++++ Input material ++++

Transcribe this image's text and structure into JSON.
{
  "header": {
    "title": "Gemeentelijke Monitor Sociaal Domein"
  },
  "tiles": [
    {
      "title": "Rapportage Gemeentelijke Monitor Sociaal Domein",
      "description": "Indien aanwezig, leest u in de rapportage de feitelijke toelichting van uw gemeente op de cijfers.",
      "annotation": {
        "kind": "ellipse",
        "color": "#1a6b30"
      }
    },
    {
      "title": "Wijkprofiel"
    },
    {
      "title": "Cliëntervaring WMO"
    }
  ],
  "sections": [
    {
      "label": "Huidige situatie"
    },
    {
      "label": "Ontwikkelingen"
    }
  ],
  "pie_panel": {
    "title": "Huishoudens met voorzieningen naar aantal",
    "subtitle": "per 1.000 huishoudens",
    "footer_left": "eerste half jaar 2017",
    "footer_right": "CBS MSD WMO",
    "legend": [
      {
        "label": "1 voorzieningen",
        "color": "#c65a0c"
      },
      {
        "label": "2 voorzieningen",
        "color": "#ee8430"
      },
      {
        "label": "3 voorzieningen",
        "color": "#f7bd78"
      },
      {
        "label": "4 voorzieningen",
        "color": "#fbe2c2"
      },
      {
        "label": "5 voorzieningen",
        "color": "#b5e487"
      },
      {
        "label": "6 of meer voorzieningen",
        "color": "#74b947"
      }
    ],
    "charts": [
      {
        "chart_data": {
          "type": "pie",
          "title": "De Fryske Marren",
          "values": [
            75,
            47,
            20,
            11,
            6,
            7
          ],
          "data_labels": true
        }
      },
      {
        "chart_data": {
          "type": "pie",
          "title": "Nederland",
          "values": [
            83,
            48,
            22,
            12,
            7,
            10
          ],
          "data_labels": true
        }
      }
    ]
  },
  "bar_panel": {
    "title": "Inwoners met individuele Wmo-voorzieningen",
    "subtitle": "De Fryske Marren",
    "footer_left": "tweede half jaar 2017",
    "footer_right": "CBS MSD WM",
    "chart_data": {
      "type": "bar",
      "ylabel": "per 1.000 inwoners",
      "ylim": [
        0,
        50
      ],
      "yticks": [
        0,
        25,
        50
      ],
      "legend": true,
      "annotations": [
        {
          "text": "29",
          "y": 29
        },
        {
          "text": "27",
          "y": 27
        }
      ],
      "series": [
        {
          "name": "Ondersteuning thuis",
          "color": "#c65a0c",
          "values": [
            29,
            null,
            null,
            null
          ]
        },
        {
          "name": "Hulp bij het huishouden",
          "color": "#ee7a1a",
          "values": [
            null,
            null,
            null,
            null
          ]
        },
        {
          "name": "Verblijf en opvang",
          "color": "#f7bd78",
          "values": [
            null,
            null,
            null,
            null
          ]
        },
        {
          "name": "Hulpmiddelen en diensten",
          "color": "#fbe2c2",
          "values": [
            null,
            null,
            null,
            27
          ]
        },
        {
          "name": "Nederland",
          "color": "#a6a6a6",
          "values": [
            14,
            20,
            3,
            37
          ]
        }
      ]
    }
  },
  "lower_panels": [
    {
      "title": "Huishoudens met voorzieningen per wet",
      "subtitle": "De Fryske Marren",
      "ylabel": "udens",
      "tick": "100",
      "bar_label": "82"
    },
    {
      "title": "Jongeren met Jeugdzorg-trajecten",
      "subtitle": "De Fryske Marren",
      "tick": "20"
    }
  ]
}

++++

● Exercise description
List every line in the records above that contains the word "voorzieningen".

● Written reply
    "title": "Huishoudens met voorzieningen naar aantal",
        "label": "1 voorzieningen",
        "label": "2 voorzieningen",
        "label": "3 voorzieningen",
        "label": "4 voorzieningen",
        "label": "5 voorzieningen",
        "label": "6 of meer voorzieningen",
    "title": "Inwoners met individuele Wmo-voorzieningen",
      "title": "Huishoudens met voorzieningen per wet",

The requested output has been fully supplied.